(Collection entries)
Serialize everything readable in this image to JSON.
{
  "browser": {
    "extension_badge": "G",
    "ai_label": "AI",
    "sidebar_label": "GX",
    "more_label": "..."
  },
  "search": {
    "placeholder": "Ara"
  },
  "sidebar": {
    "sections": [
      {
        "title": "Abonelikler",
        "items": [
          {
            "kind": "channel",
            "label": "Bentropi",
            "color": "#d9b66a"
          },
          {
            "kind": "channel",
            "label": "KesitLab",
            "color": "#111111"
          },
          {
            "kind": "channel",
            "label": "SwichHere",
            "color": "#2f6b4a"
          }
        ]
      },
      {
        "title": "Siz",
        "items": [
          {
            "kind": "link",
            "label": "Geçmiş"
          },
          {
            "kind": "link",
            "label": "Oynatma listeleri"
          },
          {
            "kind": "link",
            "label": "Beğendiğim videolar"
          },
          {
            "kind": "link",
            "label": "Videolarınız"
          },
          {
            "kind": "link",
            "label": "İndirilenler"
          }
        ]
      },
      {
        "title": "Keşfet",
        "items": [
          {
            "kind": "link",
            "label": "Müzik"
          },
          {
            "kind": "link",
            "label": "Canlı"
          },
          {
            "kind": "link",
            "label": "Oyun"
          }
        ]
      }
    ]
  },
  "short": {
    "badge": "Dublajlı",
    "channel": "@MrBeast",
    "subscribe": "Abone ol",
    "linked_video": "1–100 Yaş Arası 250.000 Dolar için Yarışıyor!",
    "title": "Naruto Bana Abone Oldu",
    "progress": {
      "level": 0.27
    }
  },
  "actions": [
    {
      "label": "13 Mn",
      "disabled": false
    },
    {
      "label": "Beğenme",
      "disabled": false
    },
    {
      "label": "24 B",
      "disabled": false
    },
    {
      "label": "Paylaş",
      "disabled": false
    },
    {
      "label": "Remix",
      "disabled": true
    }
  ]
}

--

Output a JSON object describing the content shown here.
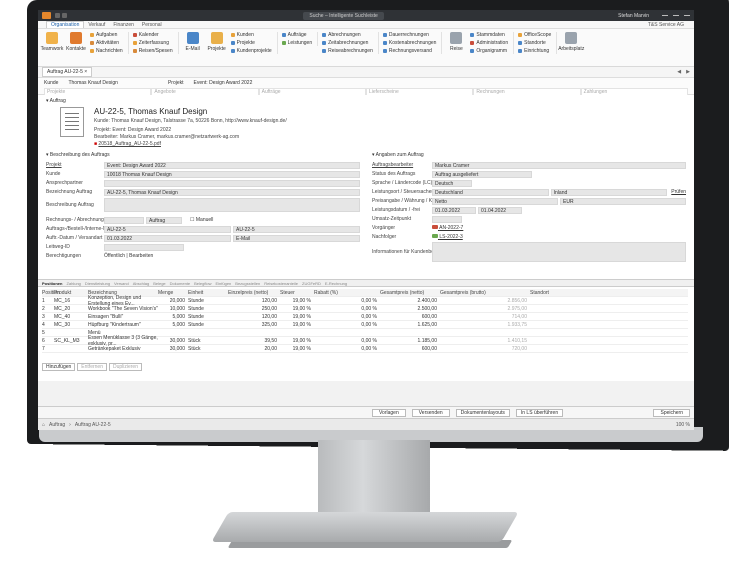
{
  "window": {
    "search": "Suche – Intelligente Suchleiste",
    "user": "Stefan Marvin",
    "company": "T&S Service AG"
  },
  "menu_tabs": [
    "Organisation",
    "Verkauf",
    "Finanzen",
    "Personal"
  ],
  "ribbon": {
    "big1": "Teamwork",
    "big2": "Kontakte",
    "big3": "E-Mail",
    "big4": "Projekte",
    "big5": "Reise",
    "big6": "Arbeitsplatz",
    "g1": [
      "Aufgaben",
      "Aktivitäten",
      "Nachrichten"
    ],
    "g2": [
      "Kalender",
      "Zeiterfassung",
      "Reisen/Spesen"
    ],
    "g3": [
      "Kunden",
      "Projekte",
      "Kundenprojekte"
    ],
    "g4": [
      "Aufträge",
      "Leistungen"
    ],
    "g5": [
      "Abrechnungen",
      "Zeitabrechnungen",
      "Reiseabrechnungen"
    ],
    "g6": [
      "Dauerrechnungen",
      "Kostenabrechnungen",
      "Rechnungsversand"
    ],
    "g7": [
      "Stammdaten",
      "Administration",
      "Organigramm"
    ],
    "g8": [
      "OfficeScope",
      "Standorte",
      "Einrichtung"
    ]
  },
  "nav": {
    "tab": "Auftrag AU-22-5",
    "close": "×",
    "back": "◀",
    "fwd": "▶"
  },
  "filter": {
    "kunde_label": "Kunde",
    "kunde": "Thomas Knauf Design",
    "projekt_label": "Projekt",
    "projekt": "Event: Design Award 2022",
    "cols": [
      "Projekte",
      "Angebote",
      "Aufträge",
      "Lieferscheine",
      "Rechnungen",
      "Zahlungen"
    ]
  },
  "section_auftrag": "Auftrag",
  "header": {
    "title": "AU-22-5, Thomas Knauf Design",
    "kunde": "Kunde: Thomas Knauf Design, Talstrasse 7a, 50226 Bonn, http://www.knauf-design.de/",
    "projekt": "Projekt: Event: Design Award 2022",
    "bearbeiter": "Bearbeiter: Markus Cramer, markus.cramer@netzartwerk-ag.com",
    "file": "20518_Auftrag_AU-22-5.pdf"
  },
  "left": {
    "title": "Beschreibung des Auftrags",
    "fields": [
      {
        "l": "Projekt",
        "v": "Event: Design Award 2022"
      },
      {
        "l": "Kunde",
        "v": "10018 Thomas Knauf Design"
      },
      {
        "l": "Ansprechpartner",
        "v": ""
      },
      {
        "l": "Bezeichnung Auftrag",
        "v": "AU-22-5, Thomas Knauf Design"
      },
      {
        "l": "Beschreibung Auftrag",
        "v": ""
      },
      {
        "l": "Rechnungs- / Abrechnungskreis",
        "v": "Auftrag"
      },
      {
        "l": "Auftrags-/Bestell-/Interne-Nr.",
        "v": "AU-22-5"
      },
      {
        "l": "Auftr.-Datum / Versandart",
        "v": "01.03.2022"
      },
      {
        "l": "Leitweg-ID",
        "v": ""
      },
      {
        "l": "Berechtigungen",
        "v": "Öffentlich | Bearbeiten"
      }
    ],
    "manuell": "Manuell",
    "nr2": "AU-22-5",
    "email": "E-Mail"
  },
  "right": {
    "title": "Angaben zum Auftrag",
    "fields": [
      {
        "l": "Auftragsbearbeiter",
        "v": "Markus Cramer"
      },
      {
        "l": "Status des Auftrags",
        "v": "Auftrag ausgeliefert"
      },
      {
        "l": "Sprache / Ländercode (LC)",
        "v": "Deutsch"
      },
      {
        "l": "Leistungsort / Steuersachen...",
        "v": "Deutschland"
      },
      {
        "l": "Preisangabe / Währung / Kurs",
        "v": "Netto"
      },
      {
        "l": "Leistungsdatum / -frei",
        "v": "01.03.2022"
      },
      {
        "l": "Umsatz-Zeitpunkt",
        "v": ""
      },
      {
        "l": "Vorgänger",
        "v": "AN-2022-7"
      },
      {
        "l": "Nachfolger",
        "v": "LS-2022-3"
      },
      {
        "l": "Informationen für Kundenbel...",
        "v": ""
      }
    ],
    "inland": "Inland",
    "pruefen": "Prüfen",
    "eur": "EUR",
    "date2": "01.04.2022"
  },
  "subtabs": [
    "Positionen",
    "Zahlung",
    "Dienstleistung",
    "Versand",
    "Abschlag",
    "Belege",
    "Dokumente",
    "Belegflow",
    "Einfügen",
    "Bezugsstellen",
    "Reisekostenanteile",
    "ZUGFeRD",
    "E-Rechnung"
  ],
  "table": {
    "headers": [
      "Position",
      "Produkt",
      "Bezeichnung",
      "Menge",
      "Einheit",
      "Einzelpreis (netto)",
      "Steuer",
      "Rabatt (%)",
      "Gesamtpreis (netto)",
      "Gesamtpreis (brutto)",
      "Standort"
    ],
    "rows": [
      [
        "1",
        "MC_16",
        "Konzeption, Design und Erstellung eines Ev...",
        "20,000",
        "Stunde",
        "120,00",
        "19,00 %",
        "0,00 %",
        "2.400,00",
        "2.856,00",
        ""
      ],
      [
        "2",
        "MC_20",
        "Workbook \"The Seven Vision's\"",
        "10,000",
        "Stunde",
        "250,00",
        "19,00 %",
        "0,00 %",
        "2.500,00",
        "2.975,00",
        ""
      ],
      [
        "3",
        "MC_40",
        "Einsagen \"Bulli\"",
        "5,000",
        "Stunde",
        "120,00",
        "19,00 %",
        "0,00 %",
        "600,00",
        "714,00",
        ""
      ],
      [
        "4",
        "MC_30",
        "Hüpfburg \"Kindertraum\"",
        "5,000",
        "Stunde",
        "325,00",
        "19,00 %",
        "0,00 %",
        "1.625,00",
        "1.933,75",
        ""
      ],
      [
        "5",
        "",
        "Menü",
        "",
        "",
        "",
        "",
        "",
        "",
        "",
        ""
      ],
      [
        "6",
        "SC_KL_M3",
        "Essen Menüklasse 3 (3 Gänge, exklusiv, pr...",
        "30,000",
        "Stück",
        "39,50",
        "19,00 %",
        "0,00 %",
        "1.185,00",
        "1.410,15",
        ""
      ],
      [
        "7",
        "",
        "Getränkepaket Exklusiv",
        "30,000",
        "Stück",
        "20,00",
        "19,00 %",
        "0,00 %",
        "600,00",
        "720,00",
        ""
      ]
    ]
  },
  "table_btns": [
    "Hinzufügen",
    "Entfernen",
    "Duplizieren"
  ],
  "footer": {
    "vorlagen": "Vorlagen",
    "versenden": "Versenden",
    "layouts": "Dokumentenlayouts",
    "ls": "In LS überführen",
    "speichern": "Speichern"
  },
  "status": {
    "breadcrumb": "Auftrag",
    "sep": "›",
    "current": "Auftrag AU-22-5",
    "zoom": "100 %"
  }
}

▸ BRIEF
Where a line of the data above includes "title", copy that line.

▸ OUTPUT OF THE EXERCISE
        "title": "Abonelikler",
        "title": "Siz",
        "title": "Keşfet",
    "title": "Naruto Bana Abone Oldu",
    "title": "AU-22-5, Thomas Knauf Design",
    "title": "Beschreibung des Auftrags",
    "title": "Angaben zum Auftrag",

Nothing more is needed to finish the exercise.